3. The Stockings are not seeking revenge. What do you think is involved in Owen’s decision to seek revenge for CJ’s death?
4. Owen thinks he is “in fine shape medically and psychologically” and considers himself “a civilized person, probably around 80% acclimated to the society” in which he lives. How does his lack of self-awareness set the tone for the book?
5. What other clues indicate that Owen’s account might not be entirely reliable?
6. In a very dark manner, The Interloper intertwines comedy with tragedy. What aspects of the book did you find humorous?
7. In a version of epistolary cross-dressing, Owen names his female correspondent based on his deceased cousin, “lethal Lily Hazelton. Hazel-eyed Hazelton, Lily the lily, a trumpet on a slender stem. An invitation for Raven to tend or pluck.” Lily evokes Nabokov’s nicknamed Lolita, “Lolita, light of my life, fire of my loins, my sin, my soul,” whose full name was Dolores Haze. How does Owen’s own unspoken mourning for his lost forbidden love merge with the mourning around him?
8. How does the manipulation of gender work its effects on Owen?
9. When Calvin’s diary reveals something about what he was like, how does it reverberate with his family’s obsessive mourning for him and with Owen’s demented program of revenge?

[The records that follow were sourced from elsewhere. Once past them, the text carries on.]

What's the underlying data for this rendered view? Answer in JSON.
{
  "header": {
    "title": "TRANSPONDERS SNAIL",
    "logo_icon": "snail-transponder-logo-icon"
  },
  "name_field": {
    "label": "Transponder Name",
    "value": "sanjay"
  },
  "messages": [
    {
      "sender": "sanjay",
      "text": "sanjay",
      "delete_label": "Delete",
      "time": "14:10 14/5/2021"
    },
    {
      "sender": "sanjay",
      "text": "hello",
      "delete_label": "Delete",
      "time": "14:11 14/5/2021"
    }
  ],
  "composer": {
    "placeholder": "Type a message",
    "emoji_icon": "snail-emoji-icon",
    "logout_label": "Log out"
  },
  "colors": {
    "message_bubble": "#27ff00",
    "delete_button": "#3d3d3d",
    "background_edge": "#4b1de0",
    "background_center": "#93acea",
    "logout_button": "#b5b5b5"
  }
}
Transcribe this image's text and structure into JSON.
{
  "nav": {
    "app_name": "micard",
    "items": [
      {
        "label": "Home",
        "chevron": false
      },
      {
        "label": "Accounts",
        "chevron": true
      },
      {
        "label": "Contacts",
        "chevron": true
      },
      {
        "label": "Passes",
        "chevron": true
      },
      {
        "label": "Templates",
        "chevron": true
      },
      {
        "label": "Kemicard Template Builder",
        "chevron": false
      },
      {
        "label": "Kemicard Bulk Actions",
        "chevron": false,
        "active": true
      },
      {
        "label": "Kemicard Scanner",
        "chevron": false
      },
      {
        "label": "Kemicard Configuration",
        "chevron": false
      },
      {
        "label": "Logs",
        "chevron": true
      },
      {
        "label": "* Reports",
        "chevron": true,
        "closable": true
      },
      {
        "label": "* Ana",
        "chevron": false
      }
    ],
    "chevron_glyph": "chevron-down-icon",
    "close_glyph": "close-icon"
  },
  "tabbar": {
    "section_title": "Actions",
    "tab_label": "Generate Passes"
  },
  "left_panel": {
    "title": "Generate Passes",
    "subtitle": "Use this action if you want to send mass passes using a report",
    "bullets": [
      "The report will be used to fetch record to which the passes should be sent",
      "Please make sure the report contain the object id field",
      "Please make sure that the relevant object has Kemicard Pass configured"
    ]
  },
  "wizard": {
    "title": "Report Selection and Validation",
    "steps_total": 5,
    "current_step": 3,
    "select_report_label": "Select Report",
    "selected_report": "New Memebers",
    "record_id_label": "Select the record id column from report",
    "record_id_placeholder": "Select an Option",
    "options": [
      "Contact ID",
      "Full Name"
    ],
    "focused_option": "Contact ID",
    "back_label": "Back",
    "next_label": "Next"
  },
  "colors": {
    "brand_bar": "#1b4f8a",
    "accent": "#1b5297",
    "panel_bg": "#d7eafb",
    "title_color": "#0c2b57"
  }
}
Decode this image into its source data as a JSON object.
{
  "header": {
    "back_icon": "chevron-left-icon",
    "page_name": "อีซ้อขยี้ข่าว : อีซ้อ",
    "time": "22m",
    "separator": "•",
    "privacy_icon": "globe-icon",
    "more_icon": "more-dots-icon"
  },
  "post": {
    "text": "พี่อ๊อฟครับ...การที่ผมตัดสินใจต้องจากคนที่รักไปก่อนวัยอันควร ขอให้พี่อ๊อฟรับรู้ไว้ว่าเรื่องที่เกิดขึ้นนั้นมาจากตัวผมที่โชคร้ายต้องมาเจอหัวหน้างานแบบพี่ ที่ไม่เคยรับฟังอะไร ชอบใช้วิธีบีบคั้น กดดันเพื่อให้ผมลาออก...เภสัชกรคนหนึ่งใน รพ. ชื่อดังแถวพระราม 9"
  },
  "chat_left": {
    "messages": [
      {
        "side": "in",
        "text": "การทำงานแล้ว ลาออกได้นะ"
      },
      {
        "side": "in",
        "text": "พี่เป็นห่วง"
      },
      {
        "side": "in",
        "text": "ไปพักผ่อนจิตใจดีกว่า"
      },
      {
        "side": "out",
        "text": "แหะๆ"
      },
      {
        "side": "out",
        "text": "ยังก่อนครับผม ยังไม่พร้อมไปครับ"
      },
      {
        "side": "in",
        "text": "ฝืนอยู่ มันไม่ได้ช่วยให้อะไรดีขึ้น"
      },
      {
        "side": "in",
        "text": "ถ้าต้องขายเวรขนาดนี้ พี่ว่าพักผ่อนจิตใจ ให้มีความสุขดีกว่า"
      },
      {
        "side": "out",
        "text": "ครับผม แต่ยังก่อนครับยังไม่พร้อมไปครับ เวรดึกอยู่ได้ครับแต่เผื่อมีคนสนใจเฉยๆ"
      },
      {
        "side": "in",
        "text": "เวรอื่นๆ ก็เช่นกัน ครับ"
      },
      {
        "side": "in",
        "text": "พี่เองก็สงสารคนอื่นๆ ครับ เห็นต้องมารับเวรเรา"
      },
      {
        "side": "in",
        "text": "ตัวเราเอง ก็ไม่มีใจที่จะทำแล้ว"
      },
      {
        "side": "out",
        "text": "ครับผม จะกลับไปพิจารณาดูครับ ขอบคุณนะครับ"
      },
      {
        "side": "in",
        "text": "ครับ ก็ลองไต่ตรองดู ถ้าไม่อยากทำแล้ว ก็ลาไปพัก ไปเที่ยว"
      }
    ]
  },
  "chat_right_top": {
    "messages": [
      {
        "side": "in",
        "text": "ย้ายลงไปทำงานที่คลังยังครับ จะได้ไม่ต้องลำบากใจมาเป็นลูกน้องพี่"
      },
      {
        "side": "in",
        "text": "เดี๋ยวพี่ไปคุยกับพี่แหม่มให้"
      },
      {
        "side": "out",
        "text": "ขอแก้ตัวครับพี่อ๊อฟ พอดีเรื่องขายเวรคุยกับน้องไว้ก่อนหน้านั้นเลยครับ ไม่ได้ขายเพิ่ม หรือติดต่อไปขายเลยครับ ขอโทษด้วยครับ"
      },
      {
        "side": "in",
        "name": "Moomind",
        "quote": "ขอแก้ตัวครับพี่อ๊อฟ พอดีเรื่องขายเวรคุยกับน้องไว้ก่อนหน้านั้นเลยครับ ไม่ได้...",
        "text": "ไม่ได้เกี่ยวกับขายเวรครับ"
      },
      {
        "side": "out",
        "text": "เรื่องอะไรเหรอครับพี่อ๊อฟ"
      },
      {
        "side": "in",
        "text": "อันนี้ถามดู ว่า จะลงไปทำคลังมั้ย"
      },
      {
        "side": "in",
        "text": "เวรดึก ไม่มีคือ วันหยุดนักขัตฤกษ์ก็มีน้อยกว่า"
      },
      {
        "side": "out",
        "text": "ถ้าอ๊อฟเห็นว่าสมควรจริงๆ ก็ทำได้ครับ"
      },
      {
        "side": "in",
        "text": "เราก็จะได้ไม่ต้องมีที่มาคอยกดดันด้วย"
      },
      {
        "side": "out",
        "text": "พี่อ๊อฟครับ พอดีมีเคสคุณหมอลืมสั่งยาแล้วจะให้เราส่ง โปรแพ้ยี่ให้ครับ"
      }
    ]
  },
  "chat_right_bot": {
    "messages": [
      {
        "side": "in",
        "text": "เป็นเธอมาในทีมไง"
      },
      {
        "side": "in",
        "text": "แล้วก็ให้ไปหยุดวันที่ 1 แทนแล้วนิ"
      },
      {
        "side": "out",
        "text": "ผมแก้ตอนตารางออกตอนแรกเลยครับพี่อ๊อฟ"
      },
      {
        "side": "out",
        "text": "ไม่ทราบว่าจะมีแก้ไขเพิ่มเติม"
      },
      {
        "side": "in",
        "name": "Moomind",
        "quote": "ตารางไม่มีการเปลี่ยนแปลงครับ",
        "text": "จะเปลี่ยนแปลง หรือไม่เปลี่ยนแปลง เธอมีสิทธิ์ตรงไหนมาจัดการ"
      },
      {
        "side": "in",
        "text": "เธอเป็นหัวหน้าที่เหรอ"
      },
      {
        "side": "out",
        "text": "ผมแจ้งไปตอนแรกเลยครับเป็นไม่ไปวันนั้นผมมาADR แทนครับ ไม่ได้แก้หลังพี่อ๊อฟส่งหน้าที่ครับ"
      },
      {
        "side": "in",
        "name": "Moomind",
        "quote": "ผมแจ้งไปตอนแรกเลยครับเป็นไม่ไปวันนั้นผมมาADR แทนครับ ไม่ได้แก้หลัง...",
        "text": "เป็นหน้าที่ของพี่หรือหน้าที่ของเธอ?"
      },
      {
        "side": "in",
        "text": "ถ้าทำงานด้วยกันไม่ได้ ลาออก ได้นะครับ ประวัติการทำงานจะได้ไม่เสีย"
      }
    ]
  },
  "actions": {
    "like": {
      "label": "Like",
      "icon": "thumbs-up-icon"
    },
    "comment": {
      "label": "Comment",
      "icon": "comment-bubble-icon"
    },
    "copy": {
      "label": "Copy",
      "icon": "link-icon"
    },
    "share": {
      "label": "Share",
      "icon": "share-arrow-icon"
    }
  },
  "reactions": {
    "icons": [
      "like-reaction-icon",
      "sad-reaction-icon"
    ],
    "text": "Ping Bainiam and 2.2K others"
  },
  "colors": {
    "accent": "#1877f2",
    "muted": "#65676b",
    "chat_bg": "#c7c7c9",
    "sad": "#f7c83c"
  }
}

10. Did you find the ending to be a surprise? What do you think Owen’s intentions were when he met Henry Joseph Raven and what do you think happened—in his own mind and from an external point of view?